Environmental concerns are on a lot of people’s minds, so why not use your digital signs to push recycling initiatives? Let people know what can and cannot be recycled, and the dates and times for pick up. Keep track of how much is recycled, and promote the change on screen. You can even get people to reduce things like power and water consumption by using energy dashboards that show current usage data coupled with a reminder to turn off those lights when they leave the room – as less power is used, the dashboard shows the change immediately.
Volunteerism is something many members of the modern workforce deem important. Some organizations respond to this by volunteering for activities in the area, or for initiatives suggested by their employees. Digital signs are a great way to advertise the former and solicit the latter (again, using interactive designs, polling and/or QR codes and short URLS to let people submit their suggestions). Some companies even offer volunteer time off from the job in addition to regular PTO.

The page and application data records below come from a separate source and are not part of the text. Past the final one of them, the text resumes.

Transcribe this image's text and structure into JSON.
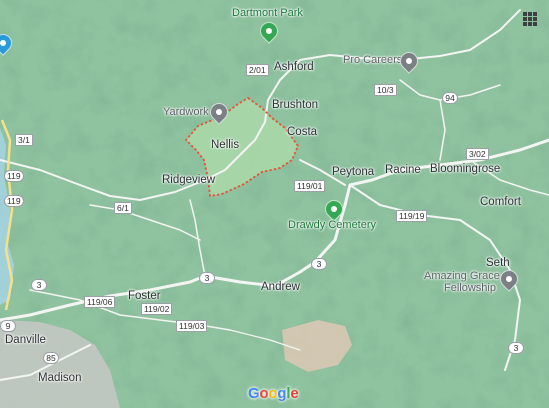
{
  "map": {
    "logo_letters": [
      {
        "ch": "G",
        "color": "#4285F4"
      },
      {
        "ch": "o",
        "color": "#EA4335"
      },
      {
        "ch": "o",
        "color": "#FBBC05"
      },
      {
        "ch": "g",
        "color": "#4285F4"
      },
      {
        "ch": "l",
        "color": "#34A853"
      },
      {
        "ch": "e",
        "color": "#EA4335"
      }
    ],
    "colors": {
      "land": "#8fc29f",
      "park": "#a8d5a6",
      "road": "#f4f6f4",
      "water": "#aadaff",
      "urban": "#c9c6c2",
      "boundary": "#e8543a",
      "park_pin": "#34a853",
      "gray_pin": "#7b8085"
    },
    "places": {
      "ashford": "Ashford",
      "brushton": "Brushton",
      "costa": "Costa",
      "nellis": "Nellis",
      "ridgeview": "Ridgeview",
      "peytona": "Peytona",
      "racine": "Racine",
      "bloomingrose": "Bloomingrose",
      "comfort": "Comfort",
      "seth": "Seth",
      "andrew": "Andrew",
      "foster": "Foster",
      "danville": "Danville",
      "madison": "Madison"
    },
    "pois": {
      "dartmont_park": "Dartmont Park",
      "pro_careers": "Pro Careers",
      "yardwork": "Yardwork",
      "drawdy_cemetery": "Drawdy Cemetery",
      "amazing_grace_line1": "Amazing Grace",
      "amazing_grace_line2": "Fellowship"
    },
    "shields": {
      "r2_01": "2/01",
      "r10_3": "10/3",
      "r94": "94",
      "r3_02": "3/02",
      "r3_1": "3/1",
      "r119_a": "119",
      "r119_b": "119",
      "r6_1": "6/1",
      "r119_01": "119/01",
      "r119_19": "119/19",
      "r3_a": "3",
      "r3_b": "3",
      "r3_c": "3",
      "r3_d": "3",
      "r119_06": "119/06",
      "r119_02": "119/02",
      "r119_03": "119/03",
      "r85": "85",
      "r9": "9"
    },
    "icons": [
      "apps-grid-icon",
      "park-pin-icon",
      "place-pin-icon",
      "blue-pin-icon"
    ]
  }
}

One idea is to gamify volunteerism using your digital signage. Make the reward for participating in some campaign or poll or training package (or whatever it is you’re promoting on your digital signs) volunteer time off (call it VTO). Each level a person passes gains them, say, 30 minutes of VTO. Perhaps for the big winners, the company can match the amount won – so Frederica gets the big grand prize after a week-long gamified campaign, earning 2 VTO hours for herself, and the company doubles that to 4 hours. She gets to go help out a cause she thinks is important, and others are encouraged to try to get the prize next time, increasing engagement and participation.
5. Alternative lending is on the rise

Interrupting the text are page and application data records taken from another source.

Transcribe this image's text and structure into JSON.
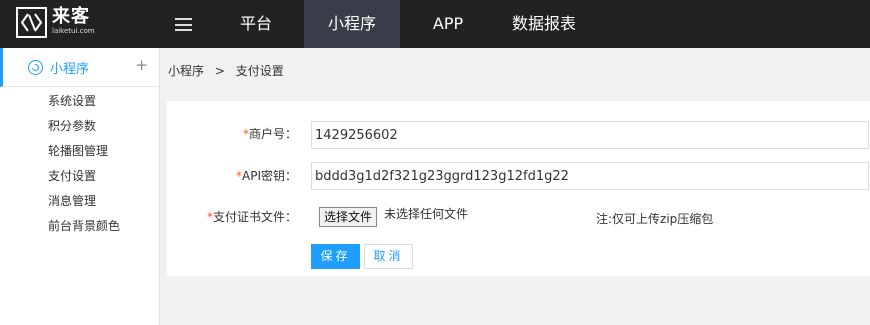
{
  "brand": {
    "name_cn": "来客",
    "name_en": "laiketui.com"
  },
  "topnav": {
    "items": [
      {
        "label": "平台"
      },
      {
        "label": "小程序"
      },
      {
        "label": "APP"
      },
      {
        "label": "数据报表"
      }
    ]
  },
  "sidebar": {
    "section_title": "小程序",
    "add_symbol": "+",
    "items": [
      {
        "label": "系统设置"
      },
      {
        "label": "积分参数"
      },
      {
        "label": "轮播图管理"
      },
      {
        "label": "支付设置"
      },
      {
        "label": "消息管理"
      },
      {
        "label": "前台背景颜色"
      }
    ]
  },
  "breadcrumb": {
    "parent": "小程序",
    "separator": ">",
    "current": "支付设置"
  },
  "form": {
    "required_mark": "*",
    "merchant_label": "商户号：",
    "merchant_value": "1429256602",
    "api_key_label": "API密钥：",
    "api_key_value": "bddd3g1d2f321g23ggrd123g12fd1g22",
    "cert_label": "支付证书文件：",
    "cert_button": "选择文件",
    "cert_status": "未选择任何文件",
    "cert_note": "注:仅可上传zip压缩包",
    "save_label": "保存",
    "cancel_label": "取消"
  },
  "colors": {
    "topbar": "#222222",
    "accent": "#1E9FFF",
    "required": "#FF5722",
    "active_nav": "#393D49"
  }
}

Nontraditional lending has been growing for a while now, not just for small businesses but for individual entrepreneurs, artists and more. This is sometimes called microlending or microfinance, which originated with Muhammad Yunus and his Grameen Bank, for which he won the Nobel Peace Prize in 2006. Websites abound that cover a wide range of interests – from Kickstarter to Kiva and beyond.

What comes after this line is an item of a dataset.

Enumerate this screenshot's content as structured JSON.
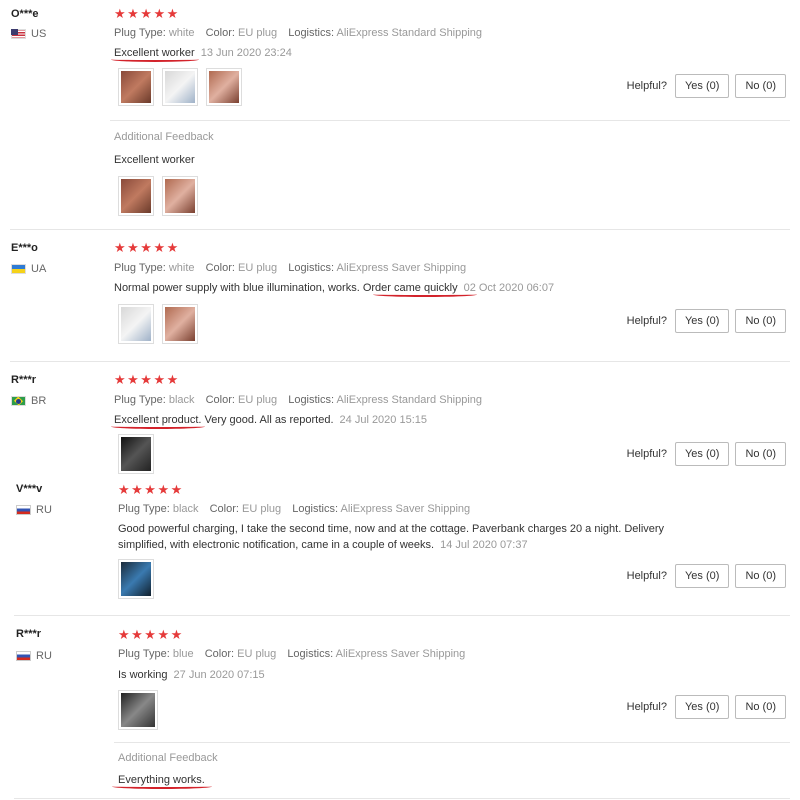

People who participate in microlending on the receiving end do so because they find it difficult to get a single large investor for their idea or project, but find success when asking for very small loans from many people. People who give do so because they like the project or idea, and the amount they lend is usually small, but still makes a difference.
This is another way an organization can be socially responsible itself as well as facilitating the impulse to give among employees. And you can use your digital signs to advertise lending opportunities and more. Chances are, at least some of the people working in the organization already participate in microlending. Find out which ones they use, and match their contributions. They money gets paid back usually, so it’s actually no loss on the books at all. You can even choose to relend the money to another project. Why not let your viewers decide where the money should go with a poll on screens?
Perhaps other organizations have contributed to yours. Donor boards are a great way to not only let people know who has been helping out, but to promote giving. These are often interactive, so a large amount of information can be nested inside of directory labels.
If you have a lot of employees participating in microlending, you might set up a microlending board, sort of like a donor board but with realtime data being fed in, so people can see the status of their loans and communications (like updates, thanks and pictures) from the recipients.
And like with the idea of VTO, using microfinance as the reward for gamified communications helps show that your organization is committed to helping out where it can, and is trying to improve the world around us.